BY AGNES NWORIE, ABAKALIKI
Ahead of the 2023 general elections in Nigeria, the Assistant Controller of Correctional Service Centre at Afipko, Ebonyi State, Aneke Stephen, has urged the National Assembly to pass a bill that could enable inmates to perform their civic duties during elections in the country.
Aneke made the call during a visit by the lawmaker representing Ikwo/Ezza Federal Constituency at the National Assembly, Chinedu Ogah, to felicitate with the inmates as he celebrated his 46th birthday anniversary.
Aneke stated that the Independent National Electoral Commission could set up registration centres, Permanent Voters Cards collection centres, as well as polling booths for every inmate at the Correctional Centres across Nigeria in order not to disenfranchise convicts and suspects.
He opined that since the Centres were for reformation and corrections, the Federal Government should devise means to enfranchise inmates by giving them opportunities to contribute to nation building while serving their terms.
Aneke stated, “The Afikpo Correctional Centre started in 1882 as slave camp.
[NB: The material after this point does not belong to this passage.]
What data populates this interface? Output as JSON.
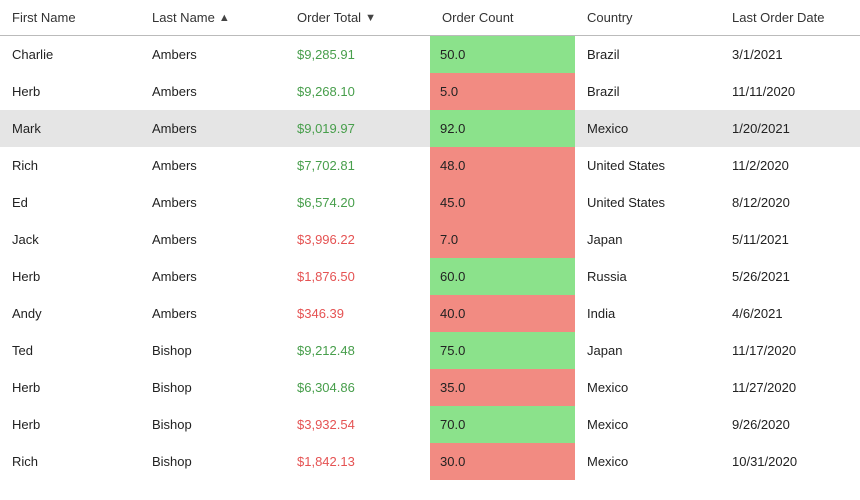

Almost all Nigeria’s political prisoners stayed here. The Constitution of Nigeria doesn’t allow inmates to vote. But, I think there should be a legislation at the National Assembly so that in every custodial centre there would be voting points because to disenfranchise these multitude of youths locked up in the Nigeria Correctional Centres is not the best for us as a nation since we say that youths are the leaders of tomorrow.
“It would be better if we in all custodial centres have polling booths so that these boys could vote and contribute to national development.
“INEC should be compelled, through legislation, to have registration, collection of PVCs points and polling booths in Correctional Centres. Election is coming in 2023, many of the inmates would not be out by that time, but if we have an opportunity to make a polling booth in this place, all of them would vote for their preferred candidates and thereby contribute to nation building from behind bars. After all, our mandate is reformatory and correctional. So, I advocate that disenfranchisement of inmates in Nigeria should stop because policies of any government in power also affect them, so they should be allowed to take part in the elections processes.
“In the custodial centres across Nigeria, there should be registration and collection of PVCs points, as well as polling booths for inmates. If you go to Port Harcourt, the inmates there are above 5,000. In Enugu, they are above 2,000; in Abakaliki, they are 1,270. In Afikpo, we have almost 1,000 inmates.
“All the number of inmates, including their counterparts in the 36 states of the federation and FCT are being disenfranchised. The number is huge and they are mostly all youths. Since the mandate is reformatory and correctional, I advocate that the inmates be allowed to partake in electing our leaders in Nigeria.”
Reacting, Ogah promised to champion a bill to that effect on the floor of the house.